Recently, National City Corporation (NCC) received a capital infusion of approximately $7b which in all likelihood will be used for both recognized and new loan losses. While devastating for existing shareholders who stand to lose a third of their share's value, this financial maneuver gives National City the wherewithal to cover losses and move forward going into the 2009 fiscal year.
National City was overloaded with high risk real estate and to make matters worse deployed a lot of capital to buybacks and acquisitions during the 'bubble," so the old shareholders are getting payback for irrational exuberance. This is bad for them, but good for you. In my view, along with several respected analysts' opinions this past week, NCC now will become a good bank vs. a bad bank.
It is now likely that National City will sell vagrant portfolio loans at a deep discount or by moving the loans held for sale and thus marking them to market. Before the bank turns a profit next year, the estimated book value of NCC now is $7.00 per share. Earnings at NCC will hopefully come in at $0.40 per share in 2009, and $0.55 per share in 2010. At that time, NCC will roll on, putting the 2007/08 near collapse onto the ash heap of history.
National City Corporation is a financial holding company operating primarily in Ohio, Florida, Illinois, Indiana, Michigan, Kentucky, Missouri, Pennsylvania and Wisconsin, In addition, NCC operates 410 retail mortgage offices throughout the United States. Buying MidAmerica Savings in the Chicago region and Fidelity Bankshares of southeast Florida gave the bank some terrible loans, but also a large Hispanic footprint which will be an important building block for future market penetration in Latino communities.
Trading at $6.32 per share, and way below the 200-day average due to the dilution of shareholder value, I believe that the market has over compensated for NCC's near demise. The bad news is known, and the transparent manner of Nationl City's funding and flawed loan disposition leaves hardly a doubt that this company will rise up in relatively short order and reward new shareholders willing to forgo dividends common to financial stocks for the likelihood of substantial long term capital gains.

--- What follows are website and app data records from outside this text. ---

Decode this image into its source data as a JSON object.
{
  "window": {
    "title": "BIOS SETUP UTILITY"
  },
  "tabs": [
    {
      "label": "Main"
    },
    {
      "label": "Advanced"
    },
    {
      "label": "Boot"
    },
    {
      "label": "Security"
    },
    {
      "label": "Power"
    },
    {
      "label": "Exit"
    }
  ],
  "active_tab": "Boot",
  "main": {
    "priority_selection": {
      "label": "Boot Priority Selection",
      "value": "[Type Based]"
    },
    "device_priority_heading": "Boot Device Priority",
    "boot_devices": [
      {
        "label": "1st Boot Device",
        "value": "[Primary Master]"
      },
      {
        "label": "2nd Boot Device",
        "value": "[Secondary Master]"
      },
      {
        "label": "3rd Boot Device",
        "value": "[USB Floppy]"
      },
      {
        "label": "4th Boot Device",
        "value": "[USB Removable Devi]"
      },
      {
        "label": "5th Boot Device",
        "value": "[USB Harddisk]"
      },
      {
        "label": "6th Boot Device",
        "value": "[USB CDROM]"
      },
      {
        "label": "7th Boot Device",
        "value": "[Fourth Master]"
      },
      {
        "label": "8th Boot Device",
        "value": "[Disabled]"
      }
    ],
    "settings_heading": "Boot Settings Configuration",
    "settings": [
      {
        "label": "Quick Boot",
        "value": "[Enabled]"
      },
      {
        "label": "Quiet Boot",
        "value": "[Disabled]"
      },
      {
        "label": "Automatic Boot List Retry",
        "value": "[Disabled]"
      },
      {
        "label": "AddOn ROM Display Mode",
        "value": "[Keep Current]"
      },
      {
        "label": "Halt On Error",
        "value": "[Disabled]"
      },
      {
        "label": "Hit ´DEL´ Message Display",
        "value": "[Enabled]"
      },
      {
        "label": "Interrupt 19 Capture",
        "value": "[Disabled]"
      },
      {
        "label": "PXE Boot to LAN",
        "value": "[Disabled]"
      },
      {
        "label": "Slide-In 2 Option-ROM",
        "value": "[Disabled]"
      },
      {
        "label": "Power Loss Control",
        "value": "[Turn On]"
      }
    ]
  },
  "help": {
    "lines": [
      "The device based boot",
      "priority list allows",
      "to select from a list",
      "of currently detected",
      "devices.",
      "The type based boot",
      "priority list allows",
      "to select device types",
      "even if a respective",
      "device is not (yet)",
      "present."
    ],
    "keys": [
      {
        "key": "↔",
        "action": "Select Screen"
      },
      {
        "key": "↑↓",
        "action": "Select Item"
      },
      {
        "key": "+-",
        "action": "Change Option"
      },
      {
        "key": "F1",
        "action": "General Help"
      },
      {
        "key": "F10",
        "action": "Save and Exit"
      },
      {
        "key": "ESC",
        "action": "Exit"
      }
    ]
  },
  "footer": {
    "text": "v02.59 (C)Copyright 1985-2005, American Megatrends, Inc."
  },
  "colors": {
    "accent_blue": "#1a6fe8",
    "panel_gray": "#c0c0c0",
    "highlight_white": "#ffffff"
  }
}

Being traded almost like a penny stock on steroids with huge average daily volume over the past ten days, the price action may have bottomed from a 52-week high of $38.32 to a low reached April 23 of $5.87, which is concurrent with the news of the financial strategy of the company.

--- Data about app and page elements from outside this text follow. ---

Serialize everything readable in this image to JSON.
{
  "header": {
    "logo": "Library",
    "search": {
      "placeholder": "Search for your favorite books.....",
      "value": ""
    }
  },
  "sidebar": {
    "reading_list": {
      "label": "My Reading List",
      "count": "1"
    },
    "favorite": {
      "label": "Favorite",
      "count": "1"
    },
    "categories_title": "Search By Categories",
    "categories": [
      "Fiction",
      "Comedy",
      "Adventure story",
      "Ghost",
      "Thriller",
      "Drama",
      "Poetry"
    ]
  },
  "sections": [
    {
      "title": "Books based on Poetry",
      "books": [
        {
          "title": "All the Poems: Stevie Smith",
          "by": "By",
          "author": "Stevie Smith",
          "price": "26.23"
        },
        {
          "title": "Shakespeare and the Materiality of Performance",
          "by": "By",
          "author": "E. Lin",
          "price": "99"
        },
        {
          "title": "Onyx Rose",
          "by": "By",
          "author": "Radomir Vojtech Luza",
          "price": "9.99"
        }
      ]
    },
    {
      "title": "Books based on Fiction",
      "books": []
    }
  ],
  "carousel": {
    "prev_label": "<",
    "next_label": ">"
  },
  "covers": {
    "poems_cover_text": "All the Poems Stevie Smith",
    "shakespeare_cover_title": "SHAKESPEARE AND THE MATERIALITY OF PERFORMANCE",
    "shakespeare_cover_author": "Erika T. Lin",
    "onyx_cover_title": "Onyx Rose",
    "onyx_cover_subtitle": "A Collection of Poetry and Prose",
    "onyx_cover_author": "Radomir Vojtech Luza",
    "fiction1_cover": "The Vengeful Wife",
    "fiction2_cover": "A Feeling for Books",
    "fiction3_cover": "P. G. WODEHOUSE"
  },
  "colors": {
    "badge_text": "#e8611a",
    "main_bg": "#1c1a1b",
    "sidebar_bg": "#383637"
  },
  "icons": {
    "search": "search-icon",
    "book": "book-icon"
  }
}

National City Corporation may suit the speculator who believes that all that could go wrong for NCC is, indeed, old news. National City Corporation's Series F Preferred [NCC+F] 9.875%, currently yielding 11%, may be a nice way to game NCC's comeback as well.
Disclosure: The author does not own NCC stock, but he does have a business relationship with the bank.